  • Be curious – about yourself, others and the tech you are using
  • Self-awareness – know your strengths and weaknesses and how you are perceived by others. Ask for feedback regularly.
  • Never stop learning about how things work and are used, new tech developments
  • Push your comfort zone and make a conscious effort to ask for tasks and roles that make you feel uncomfortable
  • Get a mentor
  • Try to have a good balance of working on projects and tasks that benefit the organisation but also give you an opportunity to work with new people or learn and practice a new skill. You can negotiate with your team or line manager to get a balance of essential tasks that need to be done (but may not be interesting or challenging) and tasks that will benefit your development.

Do you believe there are still barriers for success for women working in tech, if so, how can these barriers be overcome?

Yes, aside from the barriers that exist for women in work in general.

There’s too much emphasis on having hard skills and qualifications. We need more opportunities for people to learn on the job and recognise that other ‘soft’ skills are essential. Young girls need to be encouraged to see tech as a viable career path and see women in these roles. As it’s much more difficult to get into the industry later in life without specific skills and experience.

Can have an offputting image of culture that is unwelcoming and patronising to women (tech designed by men is designed for men). Needs an image overhaul of being a fun, exciting and dynamic industry rather than dull and anti-social.

Such a dynamic and ever-changing industry can be overwhelming. Women tend to have lower confidence than men and uncertainty can exacerbate that. Ensure employees have clear objectives and targets with regular 1-2-1s and check ins with line managers.

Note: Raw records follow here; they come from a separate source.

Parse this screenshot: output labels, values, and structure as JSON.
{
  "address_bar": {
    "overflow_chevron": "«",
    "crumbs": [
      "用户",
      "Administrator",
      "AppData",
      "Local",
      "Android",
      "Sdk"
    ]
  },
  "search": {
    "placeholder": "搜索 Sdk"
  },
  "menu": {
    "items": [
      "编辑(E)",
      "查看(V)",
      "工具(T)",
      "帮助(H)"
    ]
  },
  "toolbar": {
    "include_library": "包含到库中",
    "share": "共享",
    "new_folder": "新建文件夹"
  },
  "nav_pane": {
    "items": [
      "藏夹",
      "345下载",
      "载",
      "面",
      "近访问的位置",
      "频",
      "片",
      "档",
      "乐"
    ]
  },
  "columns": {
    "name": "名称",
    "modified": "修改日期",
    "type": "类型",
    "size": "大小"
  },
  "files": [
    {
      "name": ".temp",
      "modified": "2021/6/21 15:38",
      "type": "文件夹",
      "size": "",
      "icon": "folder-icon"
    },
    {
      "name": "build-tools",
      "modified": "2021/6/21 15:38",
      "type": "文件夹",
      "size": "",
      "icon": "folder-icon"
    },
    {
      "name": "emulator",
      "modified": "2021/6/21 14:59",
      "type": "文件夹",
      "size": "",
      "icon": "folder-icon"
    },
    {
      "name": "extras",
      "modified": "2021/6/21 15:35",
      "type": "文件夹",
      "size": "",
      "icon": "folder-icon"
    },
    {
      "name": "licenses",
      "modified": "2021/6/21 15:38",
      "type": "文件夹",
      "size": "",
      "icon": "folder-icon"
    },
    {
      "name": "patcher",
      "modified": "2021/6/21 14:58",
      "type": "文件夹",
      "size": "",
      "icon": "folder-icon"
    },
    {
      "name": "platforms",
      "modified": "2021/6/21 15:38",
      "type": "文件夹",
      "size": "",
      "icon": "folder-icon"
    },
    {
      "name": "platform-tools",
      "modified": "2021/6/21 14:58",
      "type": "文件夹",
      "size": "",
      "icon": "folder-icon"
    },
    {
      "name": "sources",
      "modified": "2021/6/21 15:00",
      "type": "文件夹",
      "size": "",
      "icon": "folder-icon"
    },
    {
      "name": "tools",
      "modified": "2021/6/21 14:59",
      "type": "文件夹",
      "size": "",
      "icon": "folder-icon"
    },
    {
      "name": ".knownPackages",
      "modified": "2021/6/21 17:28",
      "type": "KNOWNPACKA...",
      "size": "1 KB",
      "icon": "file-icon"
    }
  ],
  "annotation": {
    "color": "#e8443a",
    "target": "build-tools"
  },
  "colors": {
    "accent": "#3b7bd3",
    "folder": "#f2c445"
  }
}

What do you think companies can do to support to progress the careers of women working in technology?

  • Overhaul job specs, reduce list of ‘essentials’ to as minimal as possible
  • When stating desired behaviours, use examples. E.g. instead of stating ‘excellent stakeholder management skills’ you could say ‘has the ability to build effective relationships and work collaboratively with other teams’
  • State something like ‘please apply even if you’re not sure you are the right fit, we’d love to hear from you’
  • Display salary ranges in job specs
  • Salary Transparency – what are others in the team/department paid?
  • Flexible working and part time positions
  • Support women during transformational periods of their lives such as pregnancy & Childbirth, Miscarriage & Baby Loss and Menopause
  • Place greater importance on ‘soft skills’ such as communication and relationship building. No matter how many hard technical skills you have if you can’t communicate what you’re doing and why to non-technical people then it’s unlikely you will achieve the outcome you’re looking for

There are currently only 17 per cent of women working in tech, if you could wave a magic wand, what is the one thing you would do to accelerate the pace of change for women in the industry?

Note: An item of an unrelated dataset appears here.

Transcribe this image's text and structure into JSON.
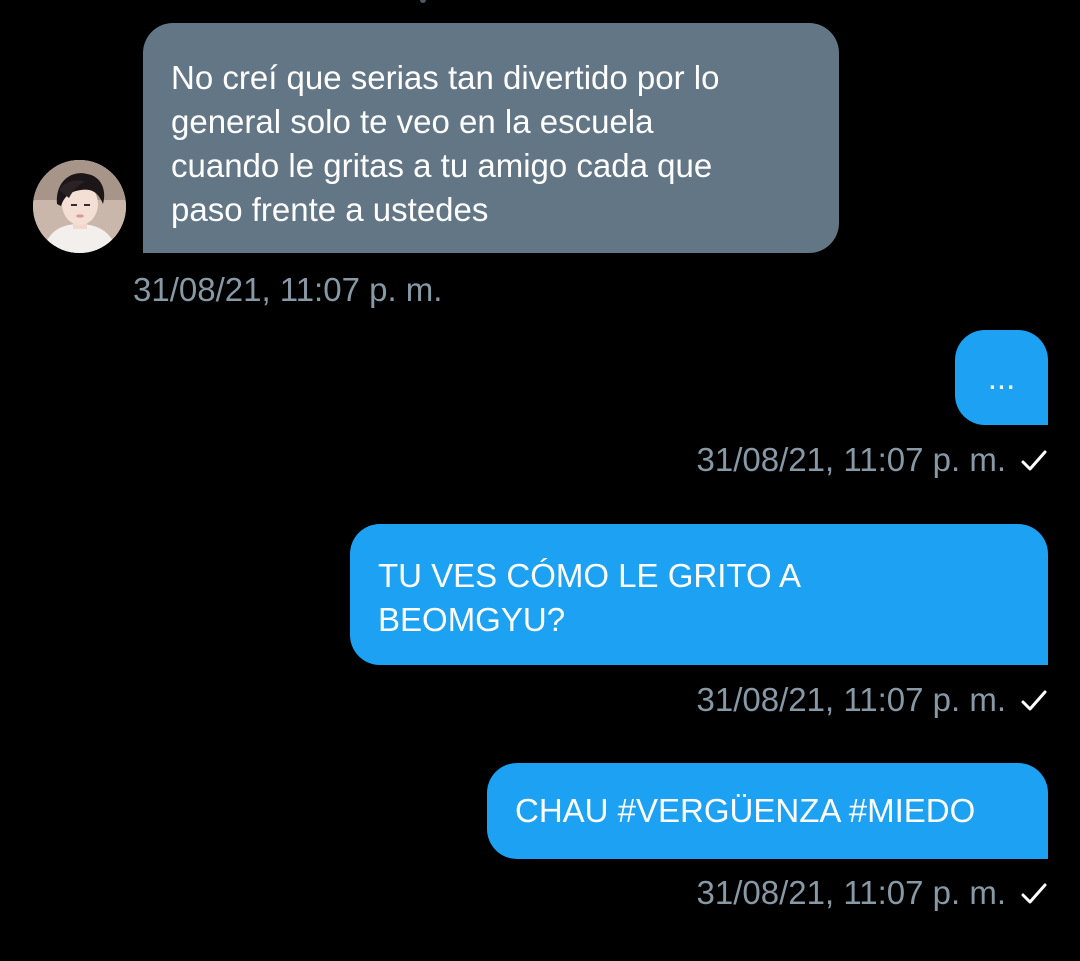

Awareness from a young age – around what tech is, why it’s important and why we need diverse people working in it. How women working in Tech will benefit women and make life better for them overall. Seeing women in senior positions in Tech.

Make the Tech industry more welcoming and appealing to Women. Training packages with clear progression routes. Flexible (both time and location) and part-time working.

What resources do you recommend for women working in tech?

  • Find a group on Meetup.com (such as Girls Code MK)
  • Stemettes (stemettes.org)
  • Google is your best friend, if you’re struggling with something it’s likely someone else has too and has already asked and found the answer online!
  • I would recommend finding podcasts, books, social media accounts not solely around women in tech but from women in general who are being themselves and doing their thing. I personally find this inspires me to have confidence to just be me and do what I want to do, and not to worry about what society says I should be doing / how I should be behaving / how I should look etc